In 1813 it looked like the United States was going to lose the War of 1812. Forts were built in the Ohio Country to guard against British invasion by way of what's now Ontario. General William Henry Harrison was placed in charge of defenses along the Maumee River near Lake Erie. That year he repelled two advances by British troops who were assisted by Tecumseh and his men. Ultimately, the British pulled back, and lost on every front--but not before they'd burned Washington, DC. General Harrison would go on to be elected president and die after one month in office.

Today the log fort, one of the largest in the country, is a national historic site, park, and educational center. Employees have long reported weird occurrences there, associated with the deaths which occurred during the British/Indian sieges, as well as the long, hard winter of 1813. Eerie blue lights float around the fort, sometimes transforming into actual apparitions dressed in 1812 soldiers' uniforms and coonskin caps. Footsteps and tapping noises plague the blockhouse, which is famous as a particularly haunted part of the fort.

One incident in particular has generated a ghost story. Colonel Dudley led 846 Kentucky troops across the river to spike the British guns on May 5. Rather than returning, he was lured toward Fort Miami--and into a trap. Troops watching from Fort Meigs tried to warn him, but he and his men were caught in a desperate battle, during which many of them were killed. Those who were captured were taken to the stockade at Fort Miami and methodically slaughtered by Indian troops until Tecumseh intervened. Only 170 of the Kentucky recruits made it back. Now a ghostly soldier appears waving frantically, trying to stop the Dudley brigade from taking their fateful detour.

The staff at Fort Meigs conduct ghost walks every year around Halloween, and they tell the ghost stories as a matter of course on any walking tour.
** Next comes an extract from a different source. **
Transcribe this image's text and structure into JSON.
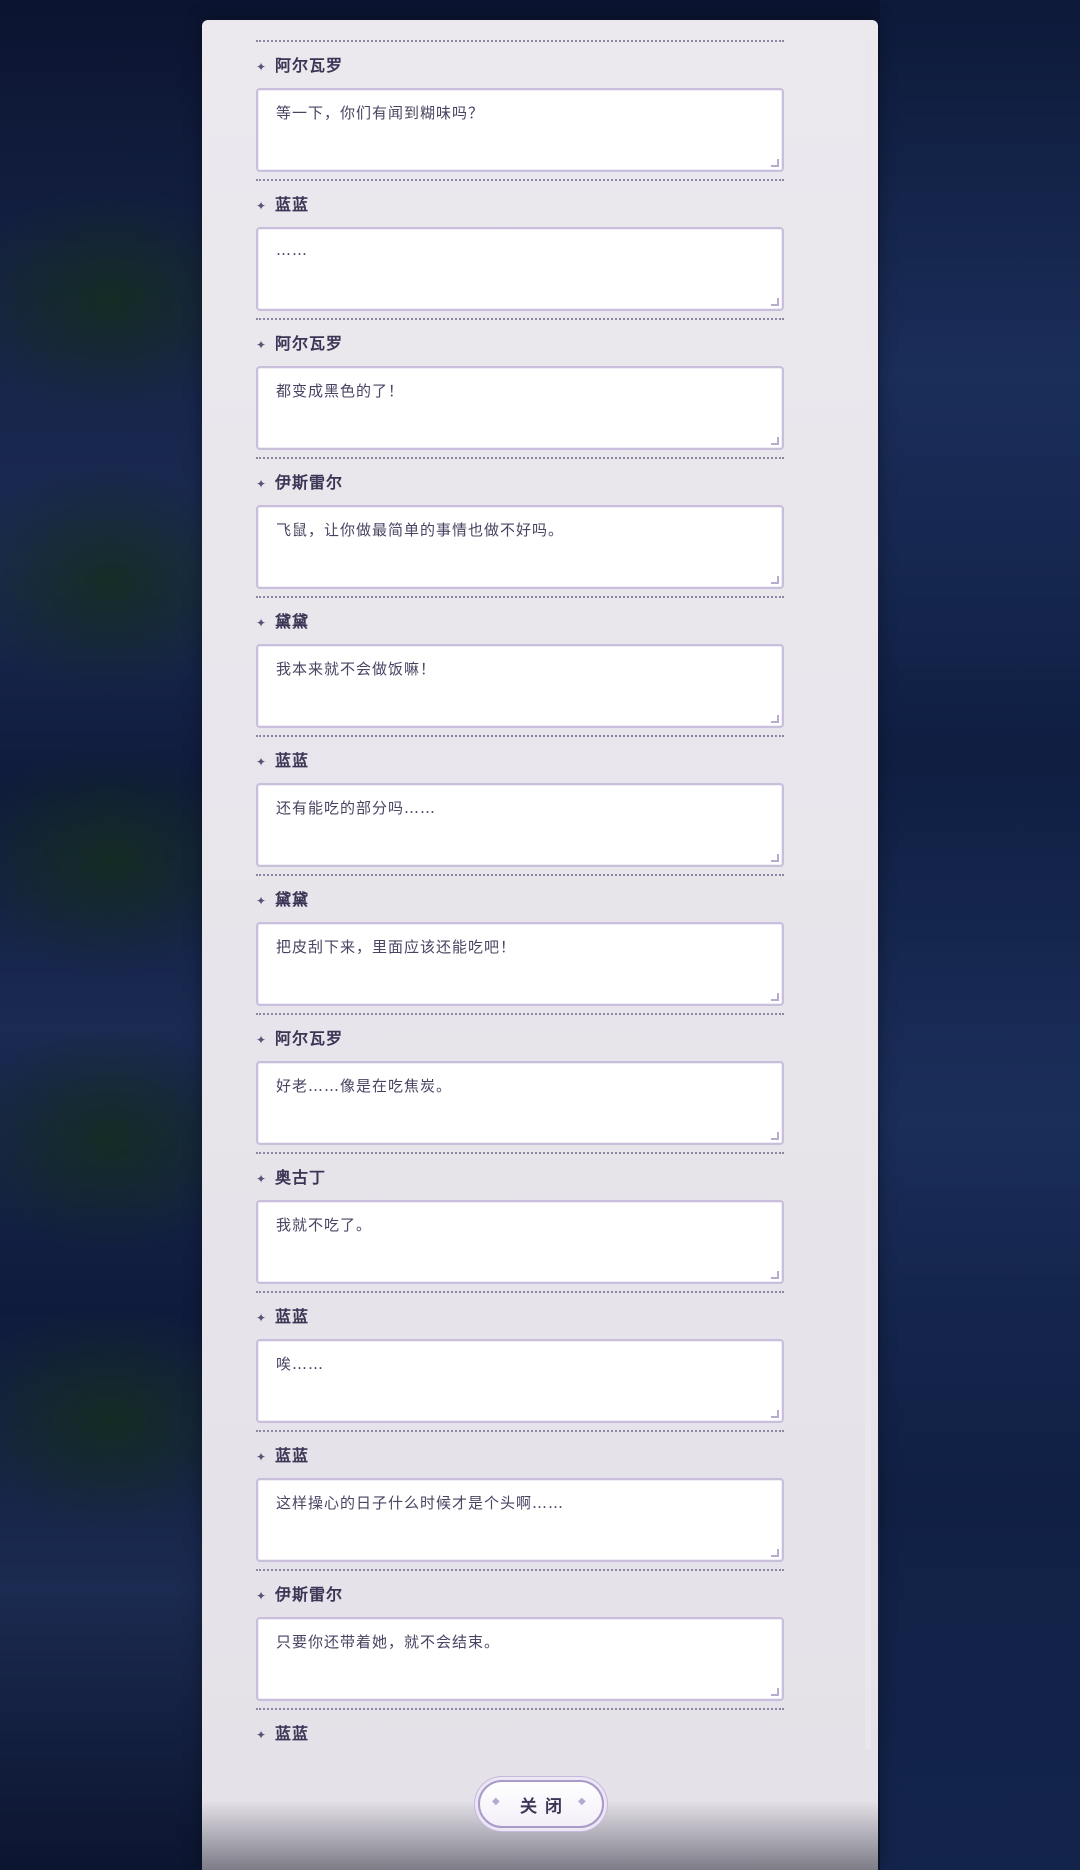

Click below to visit their official site.
Ohio Historical Society: Fort Miegs